Dr. Cynthia Caron is Assistant Professor of International Development and Social Change at Clark University. A political and environmental sociologist, she holds a Ph.D. in Development Sociology from Cornell University, a Master’s Degree in Forest Science from Yale University, and a B.A. in International Development from Clark University. Her research on land and natural resource management has two complementary foci: the first coalesces around decentralization, state-society relationships, and governance; the second coalesces around gender relations, property rights, and equity. She also serves as Gender Specialist for The Cloudburst Group on the USAID-funded Evaluation, Research, and Communication Project under STARR (Strengthening Tenure and Resource Rights).
Dr. Caron has held several professional posts in development programming in India, Bhutan, and Sri Lanka including: managing a team of engineers and social workers to successfully execute a community-based housing construction resettlement program in North East Sri Lanka (i.e., she is handy with a hammer), establishing the Applied Research Unit for the United Nations to coordinate and implement multi-sector assessments following complex emergencies such as the 2004 Indian Ocean tsunami and the 2008 floods in Pakistan. As Senior Research and Evaluation Manager at Landesa, she directed a cross-national research portfolio on land tenure security in Rwanda, India, and Ethiopia. In addition to consultancies for World Wildlife Fund, the United Nations, and CARE International, she has written successful project proposals to USAID and the European Union. The latest award supports the strengthening of local Rwandan legal institutions for land-related conflict resolution.
She has written on various forestry and environmental issues. Her research has appeared in refereed journals including, Society and Natural Resources, Agroforestry Systems, Land Tenure Journal, Journal of Asian and African Studies, and Energy for Sustainable Development. She has been awarded research grants from the Institute of Current World Affairs, Tropical Resources Institute, Fulbright Hays, and the John D. and Catherine T. MacArthur Foundation.

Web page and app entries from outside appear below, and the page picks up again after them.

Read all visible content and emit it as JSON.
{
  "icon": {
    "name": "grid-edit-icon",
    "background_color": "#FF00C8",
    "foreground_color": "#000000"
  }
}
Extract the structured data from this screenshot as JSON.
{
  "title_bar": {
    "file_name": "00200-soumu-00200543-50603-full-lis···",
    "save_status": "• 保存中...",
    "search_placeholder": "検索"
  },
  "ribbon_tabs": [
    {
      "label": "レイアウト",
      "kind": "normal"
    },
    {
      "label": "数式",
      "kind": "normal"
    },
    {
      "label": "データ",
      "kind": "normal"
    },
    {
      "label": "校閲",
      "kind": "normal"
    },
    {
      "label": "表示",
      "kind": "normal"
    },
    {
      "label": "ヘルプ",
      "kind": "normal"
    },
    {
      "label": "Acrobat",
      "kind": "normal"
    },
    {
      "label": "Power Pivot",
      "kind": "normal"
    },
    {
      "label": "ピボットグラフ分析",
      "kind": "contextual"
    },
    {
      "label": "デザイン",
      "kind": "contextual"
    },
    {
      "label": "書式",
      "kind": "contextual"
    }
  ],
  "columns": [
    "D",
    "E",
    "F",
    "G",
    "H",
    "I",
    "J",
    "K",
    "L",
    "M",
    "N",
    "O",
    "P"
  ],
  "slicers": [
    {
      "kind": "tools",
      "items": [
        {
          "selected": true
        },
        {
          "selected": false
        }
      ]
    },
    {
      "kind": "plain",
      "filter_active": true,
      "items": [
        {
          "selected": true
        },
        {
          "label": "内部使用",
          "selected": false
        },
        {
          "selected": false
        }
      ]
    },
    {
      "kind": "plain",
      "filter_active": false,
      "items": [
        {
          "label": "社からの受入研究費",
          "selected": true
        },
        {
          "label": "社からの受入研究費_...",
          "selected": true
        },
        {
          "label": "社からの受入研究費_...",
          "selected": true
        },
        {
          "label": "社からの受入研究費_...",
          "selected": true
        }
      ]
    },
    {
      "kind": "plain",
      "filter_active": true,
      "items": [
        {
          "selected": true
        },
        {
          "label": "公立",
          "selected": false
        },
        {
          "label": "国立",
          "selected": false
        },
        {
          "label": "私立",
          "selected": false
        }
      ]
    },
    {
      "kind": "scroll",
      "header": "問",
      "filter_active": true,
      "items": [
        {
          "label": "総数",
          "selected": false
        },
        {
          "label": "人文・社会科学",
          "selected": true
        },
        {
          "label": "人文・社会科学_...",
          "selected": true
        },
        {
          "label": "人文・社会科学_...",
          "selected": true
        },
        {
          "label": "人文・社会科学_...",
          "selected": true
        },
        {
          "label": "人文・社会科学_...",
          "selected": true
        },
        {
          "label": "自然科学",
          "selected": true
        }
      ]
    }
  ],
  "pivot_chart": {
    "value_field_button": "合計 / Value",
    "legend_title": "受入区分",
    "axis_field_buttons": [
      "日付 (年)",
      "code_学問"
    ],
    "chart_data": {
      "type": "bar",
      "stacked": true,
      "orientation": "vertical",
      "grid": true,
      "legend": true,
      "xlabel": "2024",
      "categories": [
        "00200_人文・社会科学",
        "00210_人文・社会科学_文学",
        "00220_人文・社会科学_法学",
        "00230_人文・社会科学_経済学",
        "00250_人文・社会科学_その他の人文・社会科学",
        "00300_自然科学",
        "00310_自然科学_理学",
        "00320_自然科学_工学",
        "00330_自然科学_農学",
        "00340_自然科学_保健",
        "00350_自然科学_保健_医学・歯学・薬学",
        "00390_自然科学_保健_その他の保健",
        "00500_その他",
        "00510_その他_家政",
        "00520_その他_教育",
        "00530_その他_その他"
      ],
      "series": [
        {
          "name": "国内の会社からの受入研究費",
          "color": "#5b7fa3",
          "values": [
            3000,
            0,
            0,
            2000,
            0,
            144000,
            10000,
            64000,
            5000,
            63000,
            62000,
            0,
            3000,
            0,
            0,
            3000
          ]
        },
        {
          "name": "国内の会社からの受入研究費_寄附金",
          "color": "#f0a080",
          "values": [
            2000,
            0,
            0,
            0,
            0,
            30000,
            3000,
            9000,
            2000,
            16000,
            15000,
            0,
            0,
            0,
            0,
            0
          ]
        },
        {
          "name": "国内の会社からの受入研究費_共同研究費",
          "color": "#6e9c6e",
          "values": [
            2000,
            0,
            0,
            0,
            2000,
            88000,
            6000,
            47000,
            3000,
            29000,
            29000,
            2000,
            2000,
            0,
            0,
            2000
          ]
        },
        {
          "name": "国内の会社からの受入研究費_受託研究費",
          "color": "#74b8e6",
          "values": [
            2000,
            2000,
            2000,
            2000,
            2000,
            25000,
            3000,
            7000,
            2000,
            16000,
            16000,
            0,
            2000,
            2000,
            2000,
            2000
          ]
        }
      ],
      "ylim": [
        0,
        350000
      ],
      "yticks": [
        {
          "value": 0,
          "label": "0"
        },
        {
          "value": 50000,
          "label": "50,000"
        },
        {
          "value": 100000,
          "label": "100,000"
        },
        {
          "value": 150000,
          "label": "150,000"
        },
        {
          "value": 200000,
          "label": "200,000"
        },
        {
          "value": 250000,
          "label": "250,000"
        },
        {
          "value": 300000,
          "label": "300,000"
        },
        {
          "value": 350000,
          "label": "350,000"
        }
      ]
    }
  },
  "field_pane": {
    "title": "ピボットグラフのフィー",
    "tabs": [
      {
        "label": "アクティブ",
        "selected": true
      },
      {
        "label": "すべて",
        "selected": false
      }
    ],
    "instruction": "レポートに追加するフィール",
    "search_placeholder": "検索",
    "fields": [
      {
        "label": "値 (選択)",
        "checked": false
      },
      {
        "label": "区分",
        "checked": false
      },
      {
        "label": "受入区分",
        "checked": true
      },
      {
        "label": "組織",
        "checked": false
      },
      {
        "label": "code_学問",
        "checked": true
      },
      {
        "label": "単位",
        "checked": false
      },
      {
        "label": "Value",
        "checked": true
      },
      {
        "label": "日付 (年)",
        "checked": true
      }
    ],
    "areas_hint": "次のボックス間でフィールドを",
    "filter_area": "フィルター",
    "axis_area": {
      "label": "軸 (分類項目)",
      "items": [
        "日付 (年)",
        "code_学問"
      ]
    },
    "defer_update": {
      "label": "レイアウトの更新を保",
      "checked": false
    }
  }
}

She has served in a number of advisory boards and presently serves on the Board of the Growing Places Garden Project, which provides backyard gardening assistance to low-income families and communities in North Central Massachusetts.